Ukraine's only nonprofit and independent television channel intends to seek recourse with the European Court of Human Rights (ECHR) regarding a Ukrainian Supreme Court decision on January 21 that ruled a right-wing nationalist group’s reputation had been impugned.
The Supreme Court upheld a lower court's ruling that said Hromadske TV had damaged the reputation of the nationalist group C14 by describing it as "neo-Nazi."
C14, which a U.S. State Department human rights report says is a "nationalist hate group," had initiated the litigation.
The lawsuit was in response to a tweet by Hromadske in May 2018 regarding news that C14 had apprehended a Brazilian national who had fought with Russian-backed separatists in eastern Ukraine.

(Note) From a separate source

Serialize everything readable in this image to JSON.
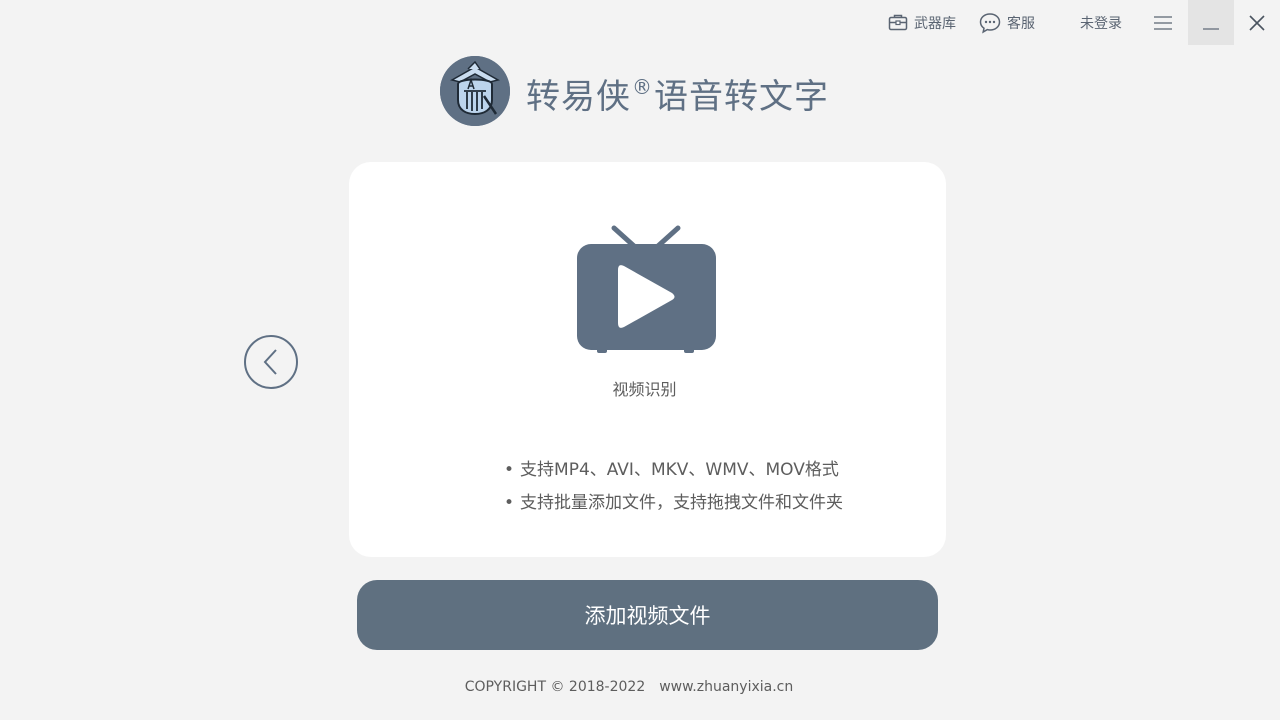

"Neo-Nazi group C14 has seized a former militant of the self-proclaimed 'Donetsk People’s Republic,' Brazilian Rafael Lusvarghi, and were going to hand him over to #Ukraine’s Security Service, one of the group members posted on Facebook," the social media post said.
A lower court in Kyiv on August 6 ordered Hromadske to refute its original description of the group by publishing the court's decision and pay $144 in court fees to C14.
The ruling shocked human rights groups both inside and outside of Ukraine.
“Now, Hromadske intends to challenge the Supreme Court's decision with the ECHR,” the TV station said on January 21.
In previous court appearances, C14's lawyer Viktor Moroz said his client "is a nationalist group but in no way is it a neo-Nazi [group]."
C14 was documented committing 40 acts of confrontation and violence during a one-year period starting from October 14, 2018, according to a monitoring report by Institute Respublica, a Ukrainian public advocacy group.
The report, published on January 20, stated that C14 had committed 25 acts "of a violent nature," including 10 incidents of violence toward people.
Ukrainian TV Channel To Take Dispute With Ultraright 'Hate' Group to European Human Rights Court
Russia's 'Shadow Mobilization' Accelerates With New Ethnic Units From The North Caucasus2
Before And After: The Great Cleanup Of Kyiv3
Interview: How Much Is China Helping Russia Finance Its War In Ukraine?4
Wives Of Russian Officers Urge Buryatia Leader To Return Their Husbands From Ukraine5
Investigation: Free From Western Sanctions, A Russian Bank Helps Fund The Invasion Of Ukraine6
Interview: Can Russia Maintain Its Momentum In Ukraine's East?7
Ukraine's Black Sea Missile Attacks May Be An Attempt To Clear Sea Lanes For Grain Exports8
Lithuania's President Vows To Stick To Kaliningrad Restrictions9
'We Won't Surrender': Slovyansk Prepares For Russian Offensive10
Putin Arrives In Tajikistan For First Stop On Trip To Central Asia